B. Plaintiff's Damages
Defendant also moves for a summary determination that Plaintiff failed to mitigate her damages by conducting a reasonable search for substitute employment and, in the alternative, that any award of back pay must reflect the eventual elimination of Plaintiff's position. (Def. Br. 17-24.) Defendant can reduce Plaintiff's entitlement to backpay by showing "(1) that suitable work existed, and (2) that the employee did not make reasonable efforts to obtain it." Hawkins v. 1115 Legal Svc. Care, 163 F.3d 684, 695 (2d Cir. 1998). If Plaintiff made no reasonable efforts to pursue employment, Defendant would be relieved of its burden to show that suitable replacement work was available. Greenway v. Buffalo Hilton Hotel, 143 F.3d 47, 54 (2d Cir. 1998). An employee's duty to mitigate is not an onerous burden. Hawkins, 163 F.3d at 695. It is context-specific and "entails a consideration of such factors as the individual characteristics of the claimant and the job market." Dailey v. Societe Generale, 108 F.3d 451, 456 (2d Cir. 1997) (internal quotation marks omitted). Whether she has made reasonably diligent efforts to secure another job is usually a question for the jury. Hawkins, 163 F.3d at 696.
Having reviewed the relevant portions of the record, the Court concludes that Defendant has not satisfied its burden of establishing as a matter of law that Plaintiff failed to conduct a reasonably diligent job search in light of her individual characteristics. For example, Defendant argues that Plaintiff essentially removed herself from the job market between June and September 2007 because the documentation of her job search includes only classified ads that were published during that period. (Def. Br. 18.) Defendant cites Booker v. Taylor Milk Co., Inc., 64 F.3d 860, 865 (3d Cir. 1995), for the proposition that "constant and continuing review of want ads insufficient to constitute mitigation." (Def. Br. 18.) That case, however, is distinguishable because, as Defendant concedes (Def. 56.1 Stmt. ¶ 115.), Plaintiff testified at her deposition that she actually applied for some of these positions, even if her record-keeping was not perfect (Pl. Dep. 229-30). Accordingly, Defendant is not entitled to a summary determination that Plaintiff did not mitigate her damages.
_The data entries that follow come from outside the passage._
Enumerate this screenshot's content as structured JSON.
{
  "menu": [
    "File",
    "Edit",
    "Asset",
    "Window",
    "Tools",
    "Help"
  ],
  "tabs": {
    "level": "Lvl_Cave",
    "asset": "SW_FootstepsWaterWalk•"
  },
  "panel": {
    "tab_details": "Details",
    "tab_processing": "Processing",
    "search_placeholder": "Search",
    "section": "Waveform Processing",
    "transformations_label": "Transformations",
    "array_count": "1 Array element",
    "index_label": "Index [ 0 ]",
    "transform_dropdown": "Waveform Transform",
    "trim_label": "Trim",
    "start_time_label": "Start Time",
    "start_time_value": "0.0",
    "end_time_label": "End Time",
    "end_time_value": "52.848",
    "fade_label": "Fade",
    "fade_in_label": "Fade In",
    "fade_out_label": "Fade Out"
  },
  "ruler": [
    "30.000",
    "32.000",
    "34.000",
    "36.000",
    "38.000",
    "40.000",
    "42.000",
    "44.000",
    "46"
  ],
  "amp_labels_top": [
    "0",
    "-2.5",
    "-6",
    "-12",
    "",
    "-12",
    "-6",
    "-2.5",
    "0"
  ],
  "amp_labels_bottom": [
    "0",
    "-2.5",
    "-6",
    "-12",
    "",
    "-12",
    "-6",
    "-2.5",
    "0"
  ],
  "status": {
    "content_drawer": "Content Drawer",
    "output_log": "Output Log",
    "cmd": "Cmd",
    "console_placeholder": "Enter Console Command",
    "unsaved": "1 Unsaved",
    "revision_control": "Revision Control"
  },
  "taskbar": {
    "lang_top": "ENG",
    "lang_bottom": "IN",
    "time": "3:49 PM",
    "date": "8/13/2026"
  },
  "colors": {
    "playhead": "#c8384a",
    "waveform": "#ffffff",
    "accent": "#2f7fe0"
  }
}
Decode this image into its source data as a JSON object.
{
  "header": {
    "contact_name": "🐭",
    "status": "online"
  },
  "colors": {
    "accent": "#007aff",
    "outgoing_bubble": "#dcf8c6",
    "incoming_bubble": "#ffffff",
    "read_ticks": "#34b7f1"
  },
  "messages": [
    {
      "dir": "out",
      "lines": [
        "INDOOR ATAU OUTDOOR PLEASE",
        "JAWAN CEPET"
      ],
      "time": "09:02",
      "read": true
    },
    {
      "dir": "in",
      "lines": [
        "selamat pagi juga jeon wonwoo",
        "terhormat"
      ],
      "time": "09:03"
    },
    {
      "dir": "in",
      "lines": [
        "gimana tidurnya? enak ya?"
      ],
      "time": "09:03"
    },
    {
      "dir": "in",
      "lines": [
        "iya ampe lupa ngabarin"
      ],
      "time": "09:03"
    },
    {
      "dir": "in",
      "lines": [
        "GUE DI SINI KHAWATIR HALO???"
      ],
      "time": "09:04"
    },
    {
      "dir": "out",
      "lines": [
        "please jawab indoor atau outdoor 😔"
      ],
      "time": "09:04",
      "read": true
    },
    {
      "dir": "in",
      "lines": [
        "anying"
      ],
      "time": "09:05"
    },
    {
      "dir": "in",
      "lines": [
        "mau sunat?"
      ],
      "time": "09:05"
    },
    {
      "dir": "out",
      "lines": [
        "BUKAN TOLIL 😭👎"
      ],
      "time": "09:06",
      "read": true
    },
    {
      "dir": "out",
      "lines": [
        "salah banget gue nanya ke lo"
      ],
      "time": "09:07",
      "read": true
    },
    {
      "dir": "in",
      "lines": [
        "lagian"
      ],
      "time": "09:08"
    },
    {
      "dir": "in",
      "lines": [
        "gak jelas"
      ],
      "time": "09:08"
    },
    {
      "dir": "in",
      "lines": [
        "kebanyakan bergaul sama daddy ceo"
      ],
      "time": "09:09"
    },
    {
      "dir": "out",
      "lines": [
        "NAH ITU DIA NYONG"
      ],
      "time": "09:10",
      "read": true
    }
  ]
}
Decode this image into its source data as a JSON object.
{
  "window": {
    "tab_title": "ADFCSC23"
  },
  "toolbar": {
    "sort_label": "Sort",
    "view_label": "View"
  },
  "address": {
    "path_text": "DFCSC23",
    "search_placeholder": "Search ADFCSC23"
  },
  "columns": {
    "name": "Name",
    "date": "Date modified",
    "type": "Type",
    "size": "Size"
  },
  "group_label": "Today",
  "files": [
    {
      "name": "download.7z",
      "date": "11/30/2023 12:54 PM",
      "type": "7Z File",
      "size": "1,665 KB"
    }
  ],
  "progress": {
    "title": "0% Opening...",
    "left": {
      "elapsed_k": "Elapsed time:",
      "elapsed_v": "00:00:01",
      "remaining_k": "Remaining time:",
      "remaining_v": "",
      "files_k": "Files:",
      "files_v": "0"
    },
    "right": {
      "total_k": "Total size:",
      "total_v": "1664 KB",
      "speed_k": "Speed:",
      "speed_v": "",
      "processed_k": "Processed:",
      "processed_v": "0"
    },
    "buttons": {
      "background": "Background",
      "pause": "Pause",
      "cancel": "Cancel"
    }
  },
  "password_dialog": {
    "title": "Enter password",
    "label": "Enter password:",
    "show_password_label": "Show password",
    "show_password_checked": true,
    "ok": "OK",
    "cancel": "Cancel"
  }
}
Defendant also asks that, to the extent that Plaintiff prevails at trial, any backpay award reflect that Defendant eventually eliminated the full-time restaurant manager position in favor of an arrangement whereby it employs someone who works as a restaurant manager during the busy season and as a part-time server during the off-season. Defendant is correct that backpay awards should generally take into account an employer's legitimate, nondiscriminatory decision to eliminate a position or, as in this case, reduce the number of hours it employs someone in a particular position. See LARSON ON EMPLOYMENT DISCRIMINATION § 92.06 (2011). The Court declines to make a formal ruling on this issue at this time, however, because the record is not clear when Defendant made this change. (See Def. 56.1 Stmt. ¶ 105 (not specifying a date at which Defendant switched to a part-time restaurant manager).)
For the foregoing reasons, Defendant's motion (Docket Entry 39) is DENIED in its entirety.
Joanna Seybert, U.S.D.J.